### [WHAT THE TASK ASKS]
Wherever a line of the data contains "tempo", copy that line.

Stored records
════════
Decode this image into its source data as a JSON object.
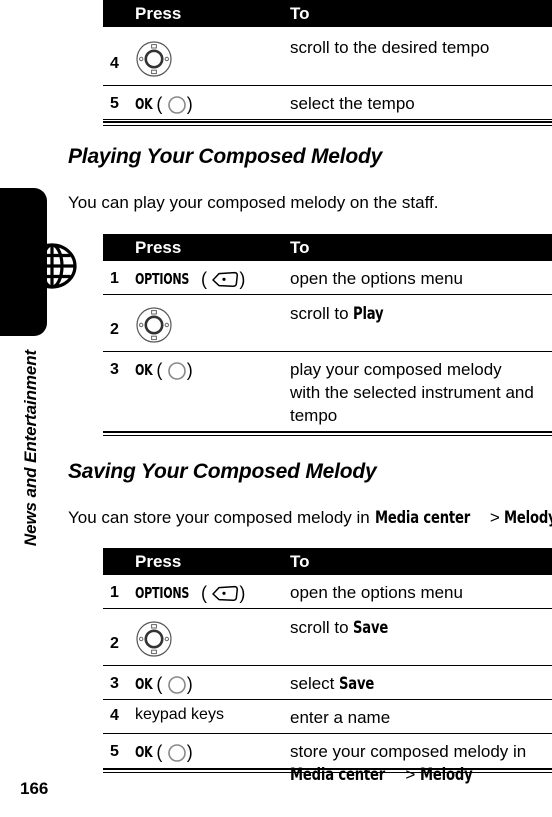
{
  "sidebar": {
    "label": "News and Entertainment",
    "icon": "globe-icon"
  },
  "page_number": "166",
  "table_headers": {
    "press": "Press",
    "to": "To"
  },
  "icons": {
    "nav_key": "navigation-key-icon",
    "ok_key": "ok-center-key-icon",
    "soft_key": "left-soft-key-icon"
  },
  "tables": {
    "tempo": {
      "rows": [
        {
          "num": "4",
          "press_label": "",
          "press_icon": "nav-key",
          "to": "scroll to the desired tempo"
        },
        {
          "num": "5",
          "press_label": "OK",
          "press_icon": "ok-key",
          "to": "select the tempo"
        }
      ]
    },
    "playing": {
      "rows": [
        {
          "num": "1",
          "press_label": "OPTIONS",
          "press_icon": "soft-key",
          "to": "open the options menu"
        },
        {
          "num": "2",
          "press_label": "",
          "press_icon": "nav-key",
          "to_prefix": "scroll to ",
          "to_bold": "Play"
        },
        {
          "num": "3",
          "press_label": "OK",
          "press_icon": "ok-key",
          "to": "play your composed melody with the selected instrument and tempo"
        }
      ]
    },
    "saving": {
      "rows": [
        {
          "num": "1",
          "press_label": "OPTIONS",
          "press_icon": "soft-key",
          "to": "open the options menu"
        },
        {
          "num": "2",
          "press_label": "",
          "press_icon": "nav-key",
          "to_prefix": "scroll to ",
          "to_bold": "Save"
        },
        {
          "num": "3",
          "press_label": "OK",
          "press_icon": "ok-key",
          "to_prefix": "select ",
          "to_bold": "Save"
        },
        {
          "num": "4",
          "press_label": "keypad keys",
          "press_icon": "",
          "to": "enter a name"
        },
        {
          "num": "5",
          "press_label": "OK",
          "press_icon": "ok-key",
          "to_prefix": "store your composed melody in ",
          "to_bold1": "Media center",
          "to_sep": " > ",
          "to_bold2": "Melody"
        }
      ]
    }
  },
  "sections": [
    {
      "heading": "Playing Your Composed Melody",
      "intro": "You can play your composed melody on the staff."
    },
    {
      "heading": "Saving Your Composed Melody",
      "intro_prefix": "You can store your composed melody in ",
      "intro_bold1": "Media center",
      "intro_sep": " > ",
      "intro_bold2": "Melody",
      "intro_suffix": "."
    }
  ]
}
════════
### [RESULT OF THIS EXERCISE]
    "tempo": {
          "to": "scroll to the desired tempo"
          "to": "select the tempo"
          "to": "play your composed melody with the selected instrument and tempo"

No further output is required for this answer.